## TASK INSTRUCTIONS
Return the records below word for word.

## WORKING DATA

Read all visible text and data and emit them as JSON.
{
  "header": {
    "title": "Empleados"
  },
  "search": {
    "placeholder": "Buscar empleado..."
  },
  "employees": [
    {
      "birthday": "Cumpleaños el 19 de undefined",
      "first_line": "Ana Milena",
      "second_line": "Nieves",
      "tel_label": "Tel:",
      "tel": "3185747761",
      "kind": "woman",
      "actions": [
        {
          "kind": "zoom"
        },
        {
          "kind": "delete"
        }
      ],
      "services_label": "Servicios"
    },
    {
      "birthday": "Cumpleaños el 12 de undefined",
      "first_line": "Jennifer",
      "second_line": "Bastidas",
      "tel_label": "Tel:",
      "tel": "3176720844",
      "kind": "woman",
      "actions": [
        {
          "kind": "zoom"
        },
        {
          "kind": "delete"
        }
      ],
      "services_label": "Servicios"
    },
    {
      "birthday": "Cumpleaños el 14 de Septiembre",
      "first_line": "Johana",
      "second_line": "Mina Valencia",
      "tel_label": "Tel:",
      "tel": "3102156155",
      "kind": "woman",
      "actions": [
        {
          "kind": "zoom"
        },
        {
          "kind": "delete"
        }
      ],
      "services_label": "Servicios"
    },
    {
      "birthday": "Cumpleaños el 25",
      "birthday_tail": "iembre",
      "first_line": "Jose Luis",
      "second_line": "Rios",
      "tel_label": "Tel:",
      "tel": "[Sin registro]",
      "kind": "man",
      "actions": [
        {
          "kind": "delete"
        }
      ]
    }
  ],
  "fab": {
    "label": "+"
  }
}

## WRITTEN REPLY
Read all visible text and data and emit them as JSON.
{
  "header": {
    "title": "Empleados"
  },
  "search": {
    "placeholder": "Buscar empleado..."
  },
  "employees": [
    {
      "birthday": "Cumpleaños el 19 de undefined",
      "first_line": "Ana Milena",
      "second_line": "Nieves",
      "tel_label": "Tel:",
      "tel": "3185747761",
      "kind": "woman",
      "actions": [
        {
          "kind": "zoom"
        },
        {
          "kind": "delete"
        }
      ],
      "services_label": "Servicios"
    },
    {
      "birthday": "Cumpleaños el 12 de undefined",
      "first_line": "Jennifer",
      "second_line": "Bastidas",
      "tel_label": "Tel:",
      "tel": "3176720844",
      "kind": "woman",
      "actions": [
        {
          "kind": "zoom"
        },
        {
          "kind": "delete"
        }
      ],
      "services_label": "Servicios"
    },
    {
      "birthday": "Cumpleaños el 14 de Septiembre",
      "first_line": "Johana",
      "second_line": "Mina Valencia",
      "tel_label": "Tel:",
      "tel": "3102156155",
      "kind": "woman",
      "actions": [
        {
          "kind": "zoom"
        },
        {
          "kind": "delete"
        }
      ],
      "services_label": "Servicios"
    },
    {
      "birthday": "Cumpleaños el 25",
      "birthday_tail": "iembre",
      "first_line": "Jose Luis",
      "second_line": "Rios",
      "tel_label": "Tel:",
      "tel": "[Sin registro]",
      "kind": "man",
      "actions": [
        {
          "kind": "delete"
        }
      ]
    }
  ],
  "fab": {
    "label": "+"
  }
}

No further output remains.